Cillian Sherlock, PA
Minister for Health Stephen Donnelly has said a proposal for a national elective hospital in Dublin was not progressed as it was on a private site that “would have cost a lot of a lot of money”.
The Government has committed to establishing standalone national elective hospitals in Cork, Galway and Dublin.
The rationale for elective hospitals is that they cater for high-volume, relatively low-acuity cases.
The elective hospitals will be focused on providing day-case, GI endoscopy, minor operations, outpatient treatment and outpatient diagnostics services.
In December, the Government progressed planning of the development of hospitals in Cork and Galway but there was no announcement of a site for Dublin.
Speaking at the Oireachtas joint committee on health, Social Democrat TD Roisin Shortall said there seemed to be “backtracking” on the proposal.
Ms Shortall said: “Certainly there has been an inordinate delay in progressing that proposal.”
Mr Donnelly said there has been no divergence from the Sláintecare recommendations nor change of policy.
“I fully share your frustrations. It takes years longer than it should to build new hospitals in this country,” he said.
Mr Donnelly said the department is moving through the public spending code on the matter “quickly” but added the code was not fit for purpose.
Asked by Ms Shortall why there had been no progress on a site for Dublin, Mr Donnelly said review had recommended a site but there was “additional work required”.
“We didn’t agree that the Dublin site was the right one to go for.
“The proposal for Dublin was a private site that could have taken a long time to get and would have cost a lot of a lot of money.

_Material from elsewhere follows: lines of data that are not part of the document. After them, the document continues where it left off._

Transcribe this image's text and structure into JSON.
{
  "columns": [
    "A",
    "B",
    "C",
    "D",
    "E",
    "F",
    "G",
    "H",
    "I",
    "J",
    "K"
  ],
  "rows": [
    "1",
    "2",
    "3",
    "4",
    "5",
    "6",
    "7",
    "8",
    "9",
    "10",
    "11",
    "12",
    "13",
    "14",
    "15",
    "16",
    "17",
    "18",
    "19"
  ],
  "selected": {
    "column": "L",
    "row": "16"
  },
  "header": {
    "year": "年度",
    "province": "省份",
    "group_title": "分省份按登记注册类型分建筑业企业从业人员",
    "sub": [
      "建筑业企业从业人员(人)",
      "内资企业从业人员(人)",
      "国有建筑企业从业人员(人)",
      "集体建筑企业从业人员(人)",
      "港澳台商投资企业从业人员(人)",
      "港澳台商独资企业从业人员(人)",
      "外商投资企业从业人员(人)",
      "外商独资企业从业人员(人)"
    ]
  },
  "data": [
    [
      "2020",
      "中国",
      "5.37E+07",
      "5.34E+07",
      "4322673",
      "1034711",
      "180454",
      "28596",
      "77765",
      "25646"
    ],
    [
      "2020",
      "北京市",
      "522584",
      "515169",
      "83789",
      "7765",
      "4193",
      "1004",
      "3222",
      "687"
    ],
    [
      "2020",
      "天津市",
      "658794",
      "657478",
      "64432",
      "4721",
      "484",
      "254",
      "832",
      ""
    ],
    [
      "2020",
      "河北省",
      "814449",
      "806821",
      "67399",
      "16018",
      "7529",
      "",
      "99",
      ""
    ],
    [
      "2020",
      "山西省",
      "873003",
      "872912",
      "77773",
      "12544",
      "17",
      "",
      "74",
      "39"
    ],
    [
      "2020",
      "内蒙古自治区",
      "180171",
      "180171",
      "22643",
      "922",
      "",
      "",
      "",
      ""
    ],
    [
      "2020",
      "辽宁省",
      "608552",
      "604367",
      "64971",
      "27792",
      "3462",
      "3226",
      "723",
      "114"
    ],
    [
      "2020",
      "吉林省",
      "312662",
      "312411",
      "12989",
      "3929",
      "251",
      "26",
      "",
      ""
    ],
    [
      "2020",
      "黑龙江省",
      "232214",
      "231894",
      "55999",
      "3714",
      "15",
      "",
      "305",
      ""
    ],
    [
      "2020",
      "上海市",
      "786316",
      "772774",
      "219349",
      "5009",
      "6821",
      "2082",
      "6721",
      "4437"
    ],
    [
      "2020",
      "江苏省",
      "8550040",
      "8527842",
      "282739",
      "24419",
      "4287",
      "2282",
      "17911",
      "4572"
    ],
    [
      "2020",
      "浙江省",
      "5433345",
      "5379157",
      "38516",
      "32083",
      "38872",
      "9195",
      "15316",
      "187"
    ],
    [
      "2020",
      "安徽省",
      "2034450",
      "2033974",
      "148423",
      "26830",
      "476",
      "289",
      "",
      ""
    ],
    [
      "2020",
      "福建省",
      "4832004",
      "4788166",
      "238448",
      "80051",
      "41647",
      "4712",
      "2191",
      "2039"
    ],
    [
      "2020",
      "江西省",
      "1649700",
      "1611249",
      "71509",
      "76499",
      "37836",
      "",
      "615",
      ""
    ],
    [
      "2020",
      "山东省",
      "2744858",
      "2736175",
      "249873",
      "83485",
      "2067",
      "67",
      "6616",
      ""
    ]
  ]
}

“And the view within the department is one I share that I think has been expressed by members of the committee is that we should build on our own land wherever we have it.”
Mr Donnelly said a proposal for another site in Dublin would be on his desk “very shortly”.
The Minister was at the committee to discuss challenges in hospitals, including emergency departments, bed shortages and overcrowding.
Mr Donnelly told the committee he had visited hospitals and emergency departments where conditions “are not acceptable”.
“I’ve seen the distress overcrowding causes for patients, their families and our frontline staff,” he said.
Sinn Féin's health spokesperson David Cullinane said the number of people on hospital trolleys and on waiting lists were “going in the wrong direction”.
Mr Donnelly said progress is “under way”.
The Minister said there had been an 11 per cent reduction in patients waiting longer than the maximum waiting list target of between 10 and 12 weeks.
“In March, we launched the 2023 waiting list action plan as the next stage of our multiannual approach.
“The Government allocated €363 million to remove 1.66 million patients from the waiting lists, this is projected to result in a reduction of 10 per cent to the number of people on waiting lists.
“In the last month alone, we’ve seen a 5 per cent reduction in the number of people waiting over the 10 to 12-week targets.”
Fine Gael senator Martin Conway raised the issue of the number of people on trolleys at University Hospital Limerick, which he described as unacceptable.
Mr Donnelly agreed and said there will be a “very substantial” increase in bed capacity and services.
“They’ve asked for more capacity, they’re getting more capacity,” Mr Donnelly said.